Monday, July 25, 2011

Maritime Monday - Service Record Pt. 4


Here we see another page from the Service Record of Estel E. Dillman, my paternal grandfather.  This particular page has a number of different pieces of information on it, so let's look at them one section at a time and talk about the significance of each.

First, it has the usual name, service number, rate, date and command information.  This is how we keep track of who this particular piece of paper is reporting on.  We can see that as of 13 May 1940, my grandfather was a Machinist Mate 2nd Class aboard the U.S.S. Brooklyn, having previously served aboard the U.S.S. Chaumont.  I discussed both of those ships, including links to Wikipedia articles about them in previous posts.

Next, we see that on 7 Mar 1941, my grandfather crossed the equator and was initiated as a Shellback in a ceremony I also described in an earlier post.  A week later, he crossed the International Date Line.  So far as I am aware, there is not a similar ceremony for crossing the date line as there is for crossing the Equator.  As I served in the western hemisphere, I did not have opportunity to cross the date line to find out.
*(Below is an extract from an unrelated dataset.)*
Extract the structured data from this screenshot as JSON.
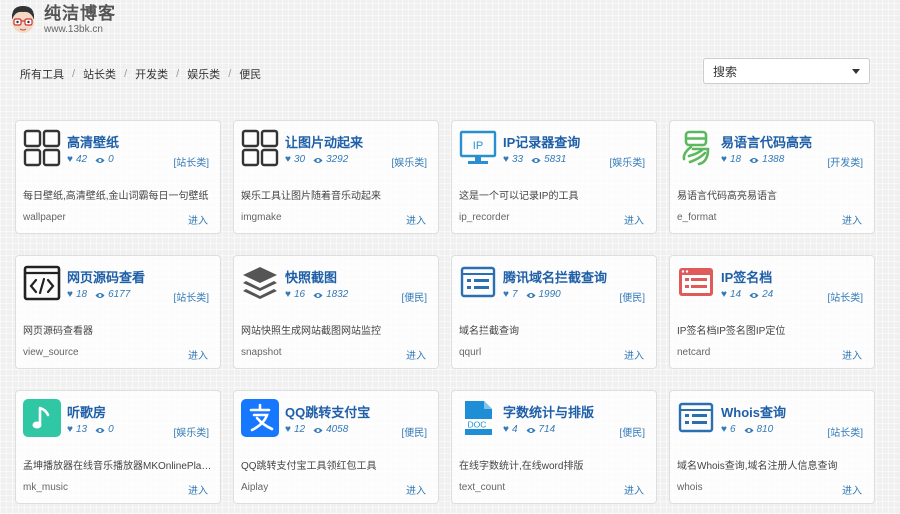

Next, the record details his participation in the first expedition to Iceland for a month in the summer of 1941.  Better than a winter visit, I'm thinking!  Remember, though, that this was during World War II in Europe, and even though the United States were not formally involved in the war at that point, we were aiding our allies by providing suplies, and our ships were targets for German u-boats.

Next we see that on 01 Nov 1941, Estel was promoted to Machinist Mate 1st Class, which is the E-6 paygrade.  This is an upper supervisory level just below middle management if you want a civilian equivalent.  Sailors at this level are starting to do more management and supervision of lower ranked men, but are still very much in the thick of getting the work done.  They still get their hands dirty frequently.  They also train the lower ranks by providing guidance and experience working with the equipment involved.

In my own service record, it is unusual to have several different kinds of event recorded on a single page as it is on this one, but this page is by no means unique in Estel's service record.  Also, these old service record pages are narrow, where my service record has full letter-size pages.


This and all other articles on this blog are © copyright 2011 by Daniel G. Dillman